Another innovation the grouped offices provide is the breakdown of departmental boundaries that traditionally hinder hospital efficiency. Theatres and laboratories are also grouped to enable their services to be localised rather than spread throughout the building. For instance, radiological and diagnostic laboratories are independently serviced to allow for ease of maintenance and deliver greater facilities management efficiencies.
It is not the podium but the patient bedrooms in the upper elliptical block that make up the bulk of the hospital floorplate. Here too, the theme of separated flows and optimised patient pathways is rigorously maintained. The internal plan reveals wide, double-loaded corridors lined with patient bedrooms on either side.

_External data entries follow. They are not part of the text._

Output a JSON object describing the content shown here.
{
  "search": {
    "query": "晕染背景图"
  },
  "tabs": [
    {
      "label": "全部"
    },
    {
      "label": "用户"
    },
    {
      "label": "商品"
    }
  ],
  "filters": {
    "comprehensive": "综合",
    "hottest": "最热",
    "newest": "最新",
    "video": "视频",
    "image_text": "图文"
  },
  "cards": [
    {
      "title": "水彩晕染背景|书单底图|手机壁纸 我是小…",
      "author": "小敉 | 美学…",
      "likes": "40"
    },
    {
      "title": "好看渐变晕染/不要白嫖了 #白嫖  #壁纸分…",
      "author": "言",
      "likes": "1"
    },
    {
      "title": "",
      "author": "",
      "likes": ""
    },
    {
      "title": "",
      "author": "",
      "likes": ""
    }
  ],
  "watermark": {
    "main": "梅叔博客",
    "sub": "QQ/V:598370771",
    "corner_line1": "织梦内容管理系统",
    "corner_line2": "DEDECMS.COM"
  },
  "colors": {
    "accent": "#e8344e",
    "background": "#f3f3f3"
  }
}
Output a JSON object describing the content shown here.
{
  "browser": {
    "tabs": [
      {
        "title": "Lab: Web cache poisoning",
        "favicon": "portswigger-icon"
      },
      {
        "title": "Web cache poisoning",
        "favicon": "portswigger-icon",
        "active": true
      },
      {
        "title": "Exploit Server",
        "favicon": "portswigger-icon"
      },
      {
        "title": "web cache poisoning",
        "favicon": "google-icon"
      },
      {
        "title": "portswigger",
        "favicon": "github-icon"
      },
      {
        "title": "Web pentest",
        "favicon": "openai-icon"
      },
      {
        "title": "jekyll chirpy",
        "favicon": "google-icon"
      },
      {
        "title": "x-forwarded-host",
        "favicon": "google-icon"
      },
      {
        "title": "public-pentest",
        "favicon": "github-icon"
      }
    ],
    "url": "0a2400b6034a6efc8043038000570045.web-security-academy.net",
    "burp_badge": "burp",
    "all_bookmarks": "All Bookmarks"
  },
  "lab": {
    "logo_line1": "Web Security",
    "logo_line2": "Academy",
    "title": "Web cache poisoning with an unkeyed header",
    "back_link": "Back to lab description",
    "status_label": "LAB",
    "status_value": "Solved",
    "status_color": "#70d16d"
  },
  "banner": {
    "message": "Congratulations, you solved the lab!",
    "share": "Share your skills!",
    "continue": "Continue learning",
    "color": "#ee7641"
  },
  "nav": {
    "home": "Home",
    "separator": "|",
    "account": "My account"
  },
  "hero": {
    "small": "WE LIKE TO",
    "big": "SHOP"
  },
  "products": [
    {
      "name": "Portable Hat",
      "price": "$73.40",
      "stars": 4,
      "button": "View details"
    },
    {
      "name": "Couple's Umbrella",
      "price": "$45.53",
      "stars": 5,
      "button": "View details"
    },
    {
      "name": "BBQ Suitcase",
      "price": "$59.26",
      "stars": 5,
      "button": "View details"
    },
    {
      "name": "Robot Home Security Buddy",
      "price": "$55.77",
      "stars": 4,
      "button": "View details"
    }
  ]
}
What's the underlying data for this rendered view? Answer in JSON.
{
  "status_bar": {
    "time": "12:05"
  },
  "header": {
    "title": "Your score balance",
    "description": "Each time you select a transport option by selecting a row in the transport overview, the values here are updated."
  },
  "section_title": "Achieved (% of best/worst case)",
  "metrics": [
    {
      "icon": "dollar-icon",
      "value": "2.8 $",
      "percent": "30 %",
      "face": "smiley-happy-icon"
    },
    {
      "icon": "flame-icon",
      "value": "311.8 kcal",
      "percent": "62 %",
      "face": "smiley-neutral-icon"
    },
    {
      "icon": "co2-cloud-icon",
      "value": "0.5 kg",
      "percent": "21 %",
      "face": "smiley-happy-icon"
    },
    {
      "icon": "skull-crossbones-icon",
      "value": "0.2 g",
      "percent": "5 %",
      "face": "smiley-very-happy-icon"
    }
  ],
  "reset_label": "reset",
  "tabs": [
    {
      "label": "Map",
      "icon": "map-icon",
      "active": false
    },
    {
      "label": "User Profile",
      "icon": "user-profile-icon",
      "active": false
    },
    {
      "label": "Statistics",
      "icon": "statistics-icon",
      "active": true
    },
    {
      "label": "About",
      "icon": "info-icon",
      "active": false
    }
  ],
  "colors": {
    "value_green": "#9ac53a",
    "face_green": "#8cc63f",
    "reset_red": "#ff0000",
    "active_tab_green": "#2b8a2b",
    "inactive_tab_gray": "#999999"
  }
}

But these are no ordinary patient bedrooms. Each one is fronted by a glass, “breakaway” door, which allows 70% of rooms within a ward to be viewed at any time from the nurses’ station. In order to maintain visibility into the rooms, each room’s en-suite bathroom pod is located along the bedroom’s external wall so that it does not hinder the view into the room from the corridor. Critically, the room layouts are all of an identical configuration, so that staff are immediately familiar with where everything is located in an emergency situation.
Adaptable in emergency
The “breakaway” doors are thus called not only because they are fully sliding doors but because they can also be folded away in concertina fashion to allow large equipment to be brought easily into the room in an emergency situation. In effect they are movable glass walls. This feature is exaggerated further in the intensive care unit (ICU), where sliding glass doors are not only used on the corridors but on the walls between each room. This creates an extraordinary glass enfilade throughout the unit, accentuated by the curve of the elliptical layout, where virtually the entire unit can be observed from any single point within it.
For Posey, this feature exemplifies the importance of the patient pathway that determined the design of the entire building.
He cites other design features as also central to supporting the pathway’s success: “We’ve also prioritised reducing staff travel times in every instance, and the breakaway doors and sliding glass walls in the ICU could save vital seconds when a staff member is trying to access a critical patient.”
The priority the design gives to these patient pathways and the sophistication with patient flows are separated and incentivised proves that despite all the pioneering design innovations and state-of-the-art technology, this is a very much a hospital with the patient experience at its heart.
- Architect: HOK
- Client: Skanska and the Royal Papworth NHS Trust
- Main contractor: Skanska
- Structural engineer: Skanska
- Services engineer: Skanska